What bothers me most about this case is that it gives the impression of a case decided to give the political result the judges favored, not on the basis of the legal arguments Eugene uses. The most blatant example of this is the majority's argument that the vote swapping scheme would not alter the electoral college results. The example they give is of a state in which the electorate is divided 49 percent for Bush, 48 percent for Gore, and 3 percent for Nader. They argue that if all the Nader voters engaged in a vote-swap scheme, and Gore won, that would be the proper result. I can't imagine the judges taking such a benign view of a vote-swapping scheme if the names and parties were reversed, and if the scheme led to Bush's winning a state he would otherwise lose.

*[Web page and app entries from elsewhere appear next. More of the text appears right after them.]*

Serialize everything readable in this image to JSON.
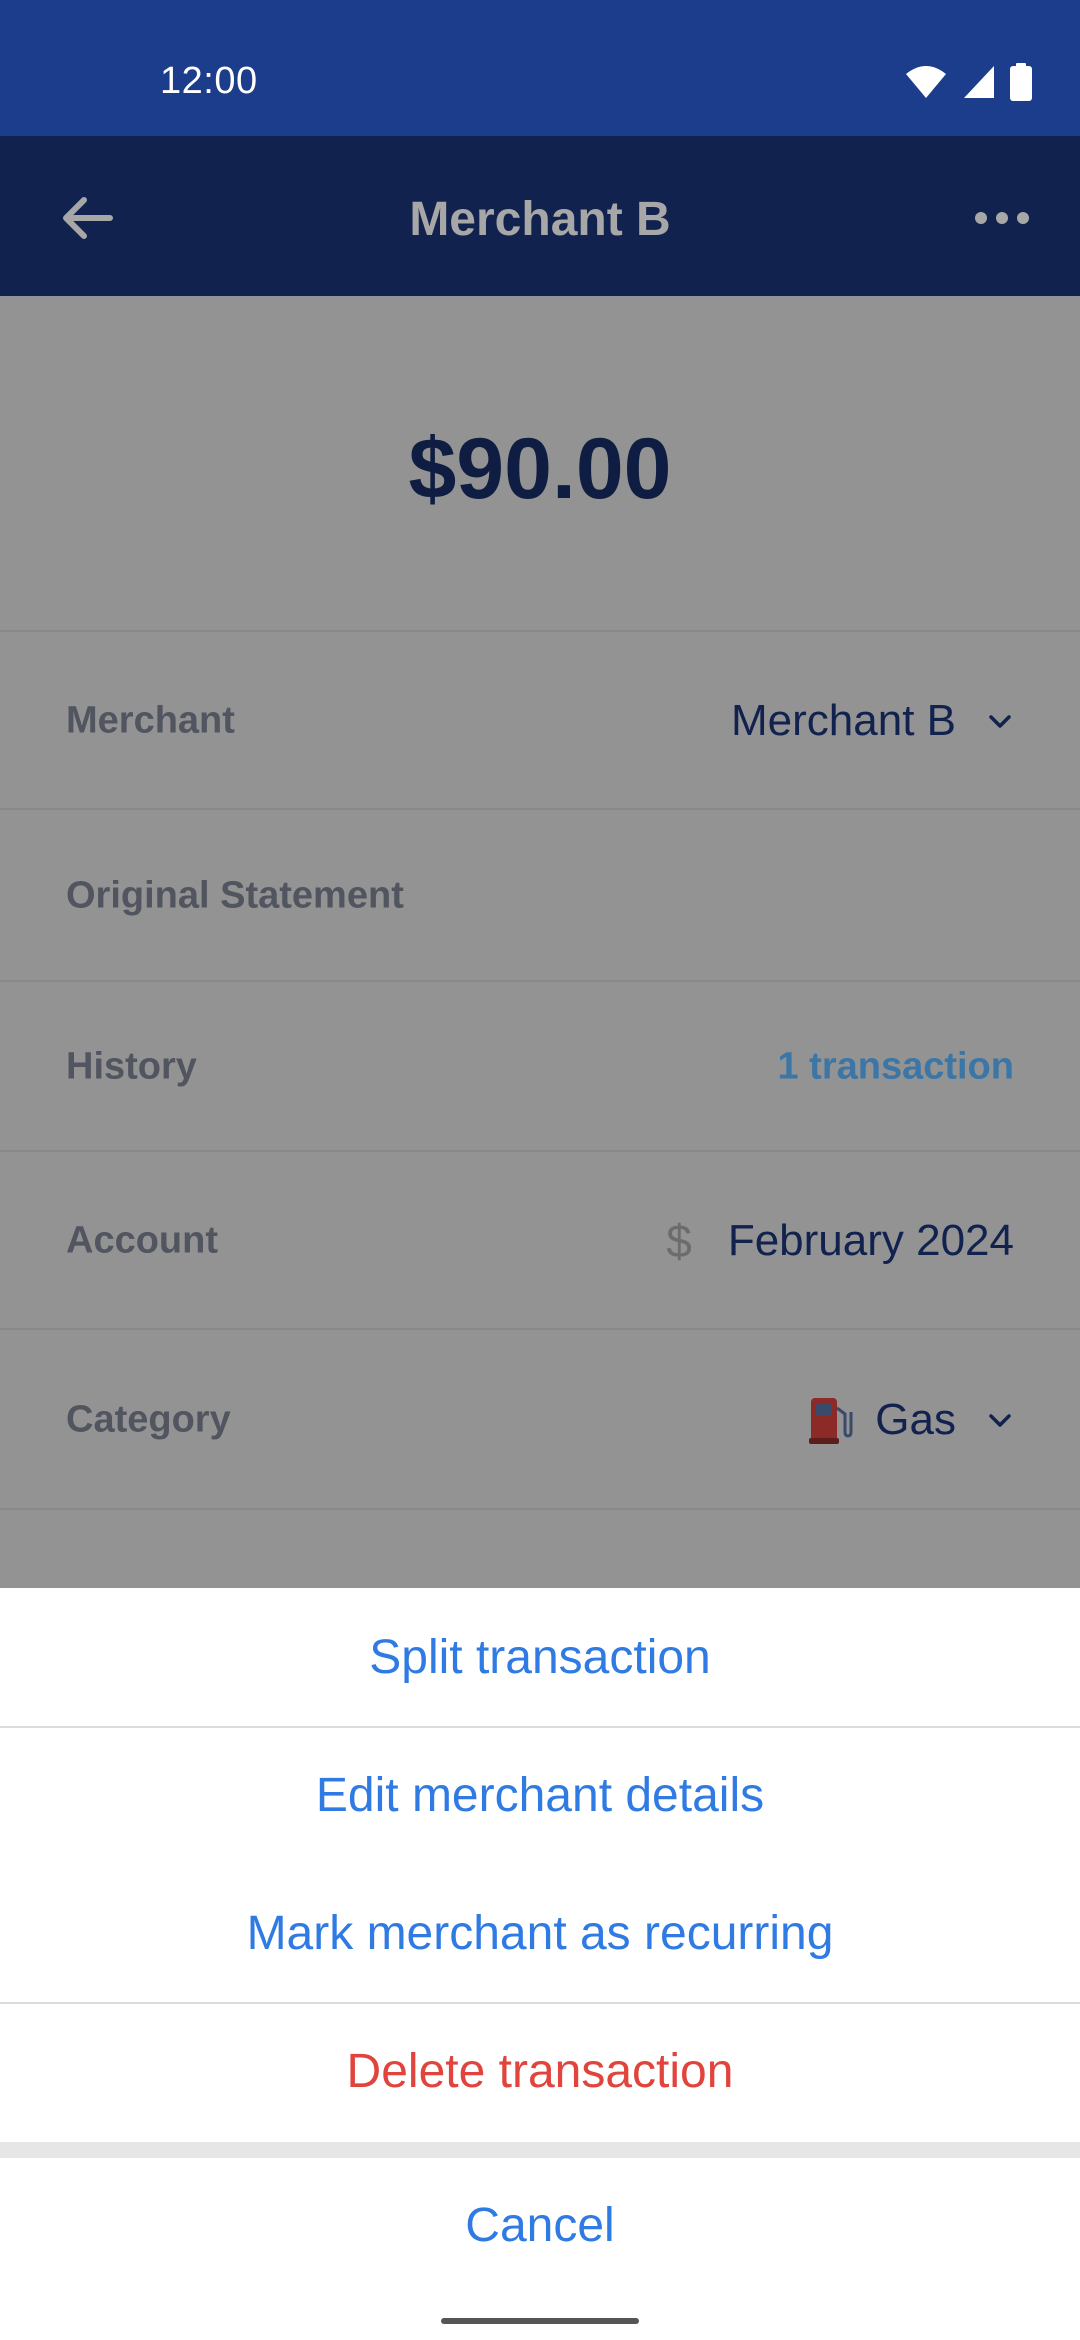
{
  "status_bar": {
    "time": "12:00",
    "icons": [
      "wifi-icon",
      "cellular-signal-icon",
      "battery-icon"
    ]
  },
  "app_bar": {
    "title": "Merchant B",
    "back_icon": "arrow-left-icon",
    "more_icon": "more-horizontal-icon"
  },
  "transaction": {
    "amount": "$90.00",
    "rows": {
      "merchant": {
        "label": "Merchant",
        "value": "Merchant B"
      },
      "original_statement": {
        "label": "Original Statement",
        "value": ""
      },
      "history": {
        "label": "History",
        "value": "1 transaction"
      },
      "account": {
        "label": "Account",
        "value": "February 2024",
        "icon_glyph": "$"
      },
      "category": {
        "label": "Category",
        "value": "Gas",
        "icon": "fuel-pump-icon"
      }
    }
  },
  "action_sheet": {
    "split": "Split transaction",
    "edit_merchant": "Edit merchant details",
    "mark_recurring": "Mark merchant as recurring",
    "delete": "Delete transaction",
    "cancel": "Cancel"
  },
  "colors": {
    "status_bar": "#1c3c8c",
    "app_bar": "#12224f",
    "scrim_content": "#939393",
    "action_blue": "#2f7be3",
    "action_red": "#e0443c",
    "link": "#3b76a6"
  }
}
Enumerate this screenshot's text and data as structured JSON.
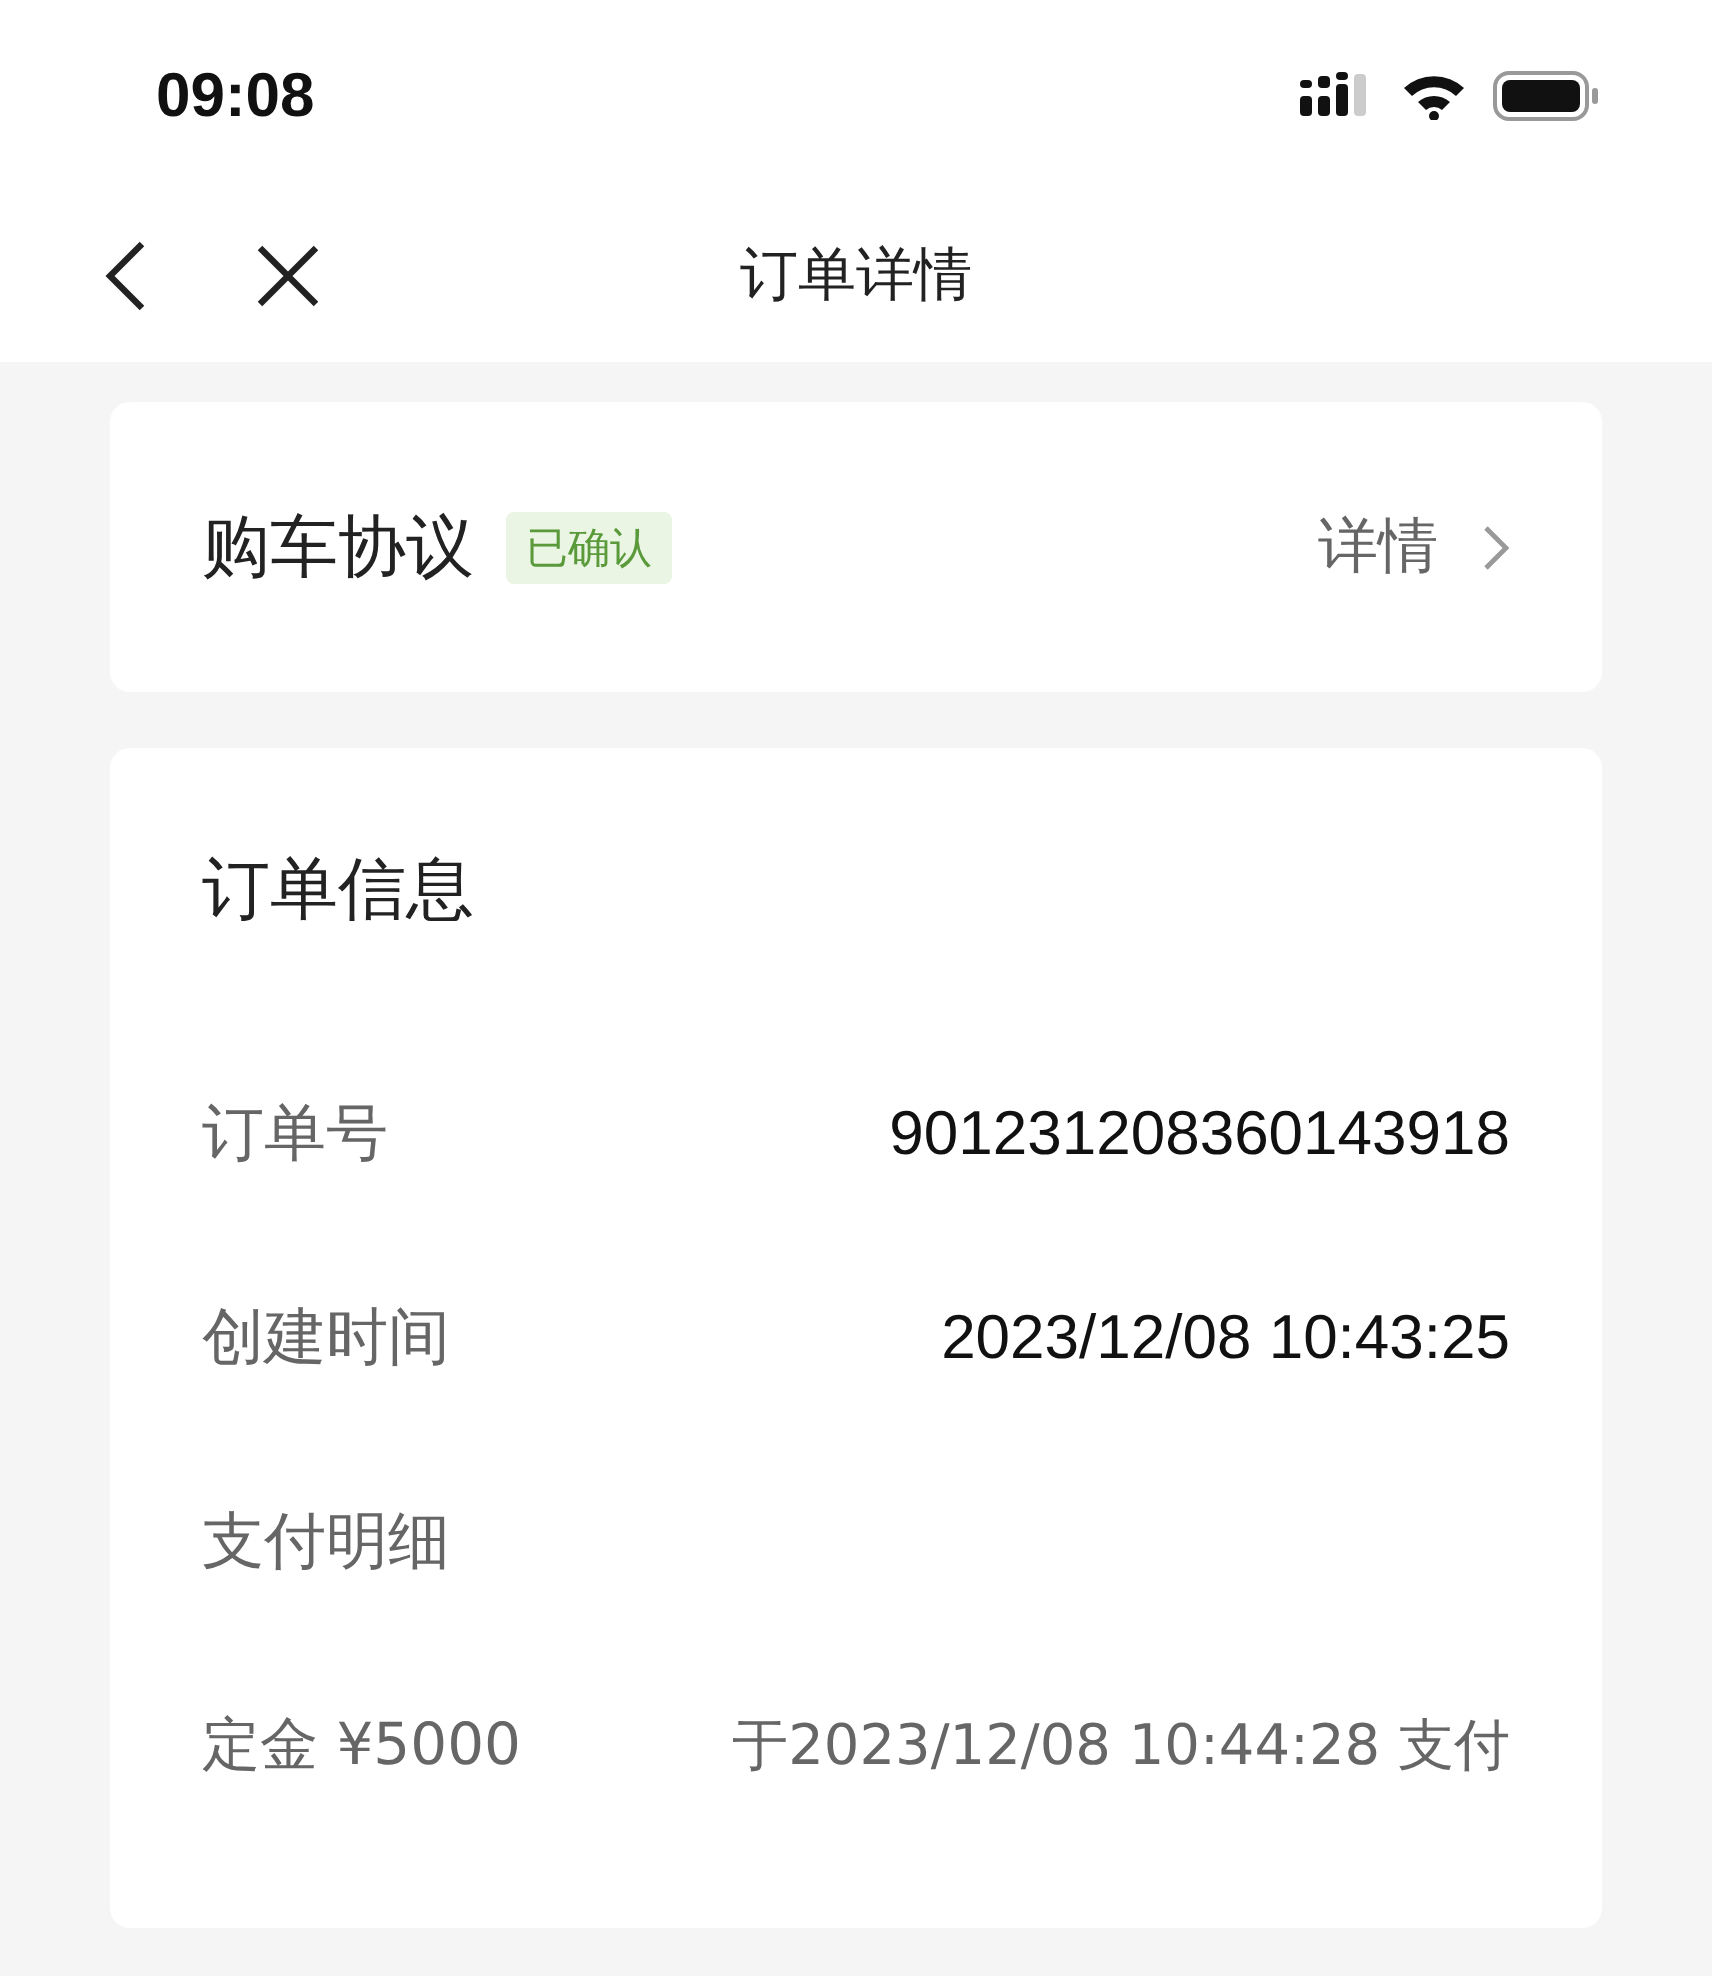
{
  "status_bar": {
    "time": "09:08"
  },
  "nav": {
    "title": "订单详情"
  },
  "agreement": {
    "title": "购车协议",
    "badge": "已确认",
    "link": "详情"
  },
  "order_info": {
    "title": "订单信息",
    "rows": [
      {
        "label": "订单号",
        "value": "901231208360143918"
      },
      {
        "label": "创建时间",
        "value": "2023/12/08 10:43:25"
      }
    ],
    "payment": {
      "title": "支付明细",
      "items": [
        {
          "label": "定金 ¥5000",
          "value": "于2023/12/08 10:44:28 支付"
        }
      ]
    }
  }
}
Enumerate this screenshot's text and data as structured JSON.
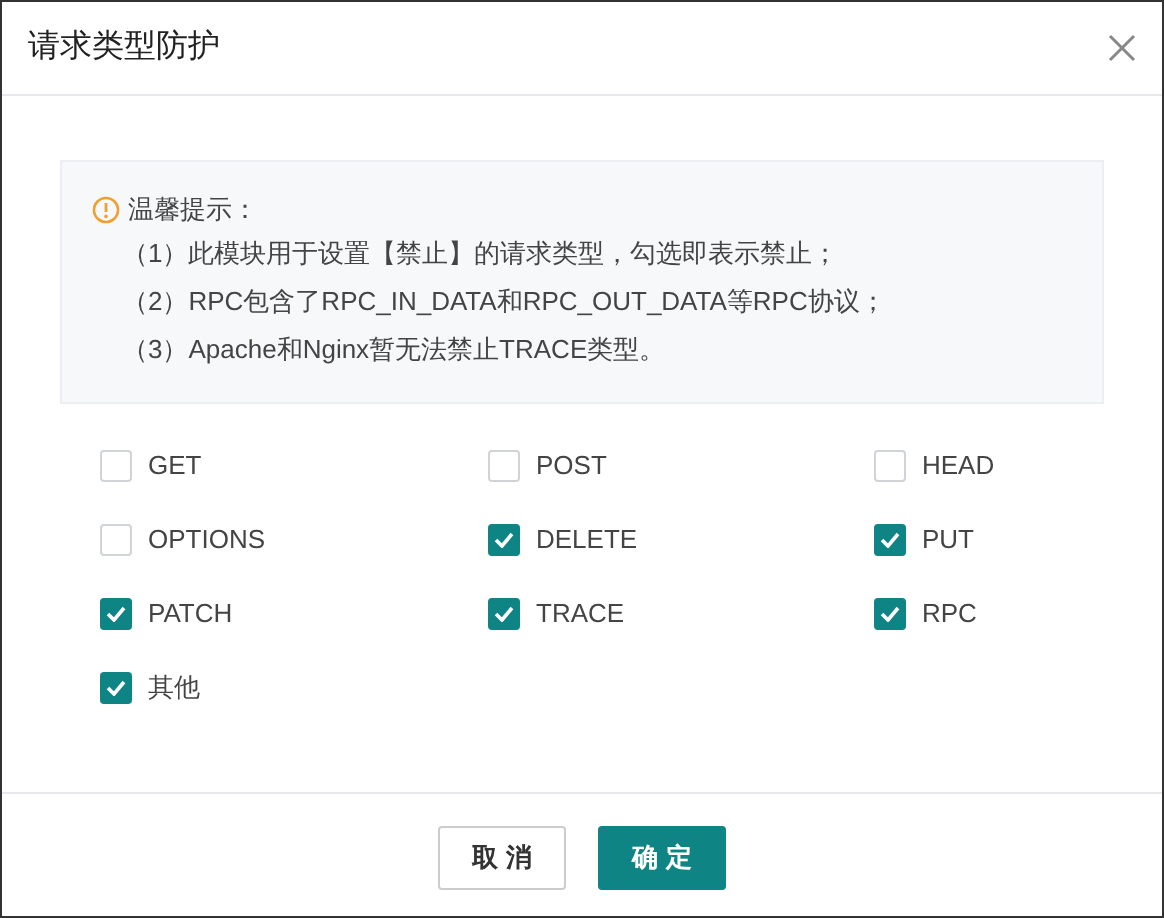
{
  "dialog": {
    "title": "请求类型防护"
  },
  "notice": {
    "heading": "温馨提示：",
    "lines": [
      "（1）此模块用于设置【禁止】的请求类型，勾选即表示禁止；",
      "（2）RPC包含了RPC_IN_DATA和RPC_OUT_DATA等RPC协议；",
      "（3）Apache和Nginx暂无法禁止TRACE类型。"
    ]
  },
  "options": [
    {
      "label": "GET",
      "checked": false
    },
    {
      "label": "POST",
      "checked": false
    },
    {
      "label": "HEAD",
      "checked": false
    },
    {
      "label": "OPTIONS",
      "checked": false
    },
    {
      "label": "DELETE",
      "checked": true
    },
    {
      "label": "PUT",
      "checked": true
    },
    {
      "label": "PATCH",
      "checked": true
    },
    {
      "label": "TRACE",
      "checked": true
    },
    {
      "label": "RPC",
      "checked": true
    },
    {
      "label": "其他",
      "checked": true
    }
  ],
  "buttons": [
    {
      "label": "取 消",
      "kind": "secondary"
    },
    {
      "label": "确 定",
      "kind": "primary"
    }
  ]
}
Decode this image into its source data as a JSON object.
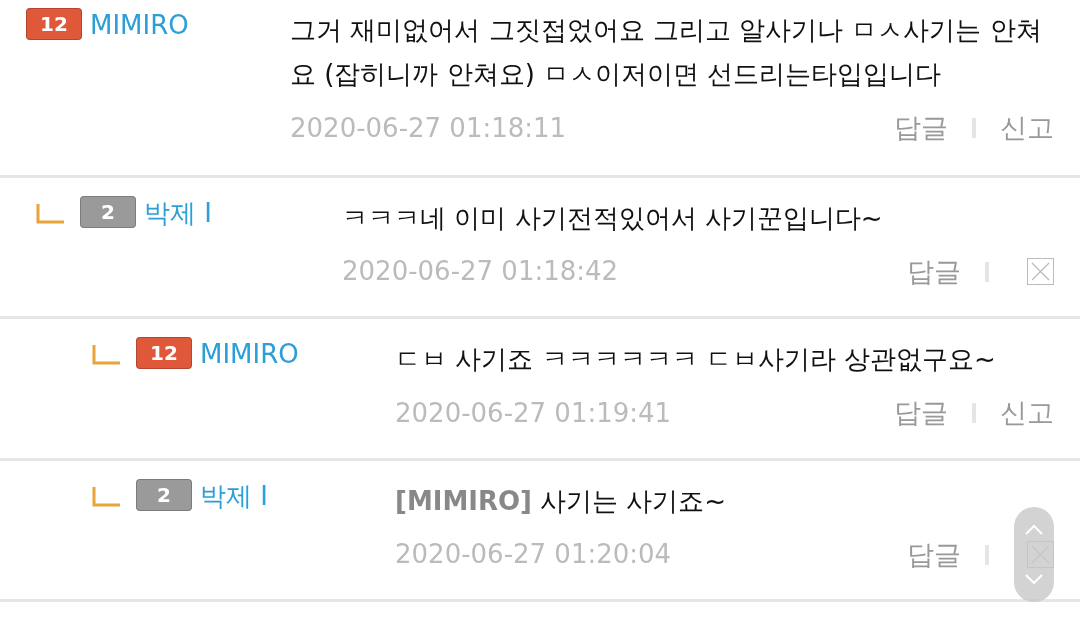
{
  "comments": [
    {
      "level": "12",
      "color": "#e0583a",
      "author": "MIMIRO",
      "text": "그거 재미없어서 그짓접었어요 그리고 알사기나 ㅁㅅ사기는 안쳐요 (잡히니까 안쳐요) ㅁㅅ이저이면 선드리는타입입니다",
      "date": "2020-06-27 01:18:11",
      "actions": [
        {
          "kind": "text",
          "label": "답글"
        },
        {
          "kind": "text",
          "label": "신고"
        }
      ],
      "children": [
        {
          "level": "2",
          "color": "#9a9a9a",
          "author": "박제 I",
          "text": "ㅋㅋㅋ네 이미 사기전적있어서 사기꾼입니다~",
          "date": "2020-06-27 01:18:42",
          "actions": [
            {
              "kind": "text",
              "label": "답글"
            },
            {
              "kind": "delete"
            }
          ],
          "children": [
            {
              "level": "12",
              "color": "#e0583a",
              "author": "MIMIRO",
              "text": "ㄷㅂ 사기죠 ㅋㅋㅋㅋㅋㅋ ㄷㅂ사기라 상관없구요~",
              "date": "2020-06-27 01:19:41",
              "actions": [
                {
                  "kind": "text",
                  "label": "답글"
                },
                {
                  "kind": "text",
                  "label": "신고"
                }
              ]
            },
            {
              "level": "2",
              "color": "#9a9a9a",
              "author": "박제 I",
              "mention": "[MIMIRO]",
              "text": "사기는 사기죠~",
              "date": "2020-06-27 01:20:04",
              "actions": [
                {
                  "kind": "text",
                  "label": "답글"
                },
                {
                  "kind": "delete"
                }
              ]
            }
          ]
        }
      ]
    }
  ]
}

I'm not that persuaded by such arguments generally -- but especially not when (as another commenter wrote), two of the judges were Bush, Jr. appointees. I can't say how conservative they are, but it's hard for me to casually assume that they were Gore enthusiasts.